What is needed. What you should write out is every line from the one containing "Read all visible content and emit it as JSON." to the end of the data, exactly and with nothing else.

##########

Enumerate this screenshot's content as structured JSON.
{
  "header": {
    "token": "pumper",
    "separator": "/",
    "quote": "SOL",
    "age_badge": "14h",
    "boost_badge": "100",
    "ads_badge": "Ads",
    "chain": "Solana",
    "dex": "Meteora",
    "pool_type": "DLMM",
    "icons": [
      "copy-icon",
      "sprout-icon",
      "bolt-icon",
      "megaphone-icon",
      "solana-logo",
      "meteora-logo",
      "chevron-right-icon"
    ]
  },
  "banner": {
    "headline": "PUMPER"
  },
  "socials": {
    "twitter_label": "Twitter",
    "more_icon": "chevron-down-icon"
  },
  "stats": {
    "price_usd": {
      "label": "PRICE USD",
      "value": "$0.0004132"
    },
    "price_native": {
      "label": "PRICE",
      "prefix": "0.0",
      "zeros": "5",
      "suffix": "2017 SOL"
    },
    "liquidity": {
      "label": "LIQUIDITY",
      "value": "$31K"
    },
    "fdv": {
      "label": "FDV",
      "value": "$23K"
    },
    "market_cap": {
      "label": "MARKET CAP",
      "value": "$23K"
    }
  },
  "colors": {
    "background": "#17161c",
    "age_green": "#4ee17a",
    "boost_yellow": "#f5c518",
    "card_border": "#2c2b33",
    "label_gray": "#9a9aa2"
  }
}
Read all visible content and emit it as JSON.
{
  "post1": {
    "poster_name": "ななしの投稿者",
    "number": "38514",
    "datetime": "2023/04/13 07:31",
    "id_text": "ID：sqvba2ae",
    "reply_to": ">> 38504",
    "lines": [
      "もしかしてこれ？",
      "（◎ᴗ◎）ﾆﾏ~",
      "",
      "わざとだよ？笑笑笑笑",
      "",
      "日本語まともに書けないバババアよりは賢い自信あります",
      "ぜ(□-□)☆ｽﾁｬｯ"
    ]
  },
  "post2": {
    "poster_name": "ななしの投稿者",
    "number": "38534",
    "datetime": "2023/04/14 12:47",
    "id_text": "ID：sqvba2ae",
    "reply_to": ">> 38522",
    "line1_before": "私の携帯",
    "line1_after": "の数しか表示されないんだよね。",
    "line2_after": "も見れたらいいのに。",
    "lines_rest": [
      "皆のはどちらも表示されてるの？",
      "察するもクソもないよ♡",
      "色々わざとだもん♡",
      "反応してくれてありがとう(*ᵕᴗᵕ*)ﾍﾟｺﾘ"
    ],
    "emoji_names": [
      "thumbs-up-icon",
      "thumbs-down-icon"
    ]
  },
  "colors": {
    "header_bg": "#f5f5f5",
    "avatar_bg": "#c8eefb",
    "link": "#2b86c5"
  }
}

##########

Result for this exercise.
Read all visible content and emit it as JSON.
{
  "post1": {
    "poster_name": "ななしの投稿者",
    "number": "38514",
    "datetime": "2023/04/13 07:31",
    "id_text": "ID：sqvba2ae",
    "reply_to": ">> 38504",
    "lines": [
      "もしかしてこれ？",
      "（◎ᴗ◎）ﾆﾏ~",
      "",
      "わざとだよ？笑笑笑笑",
      "",
      "日本語まともに書けないバババアよりは賢い自信あります",
      "ぜ(□-□)☆ｽﾁｬｯ"
    ]
  },
  "post2": {
    "poster_name": "ななしの投稿者",
    "number": "38534",
    "datetime": "2023/04/14 12:47",
    "id_text": "ID：sqvba2ae",
    "reply_to": ">> 38522",
    "line1_before": "私の携帯",
    "line1_after": "の数しか表示されないんだよね。",
    "line2_after": "も見れたらいいのに。",
    "lines_rest": [
      "皆のはどちらも表示されてるの？",
      "察するもクソもないよ♡",
      "色々わざとだもん♡",
      "反応してくれてありがとう(*ᵕᴗᵕ*)ﾍﾟｺﾘ"
    ],
    "emoji_names": [
      "thumbs-up-icon",
      "thumbs-down-icon"
    ]
  },
  "colors": {
    "header_bg": "#f5f5f5",
    "avatar_bg": "#c8eefb",
    "link": "#2b86c5"
  }
}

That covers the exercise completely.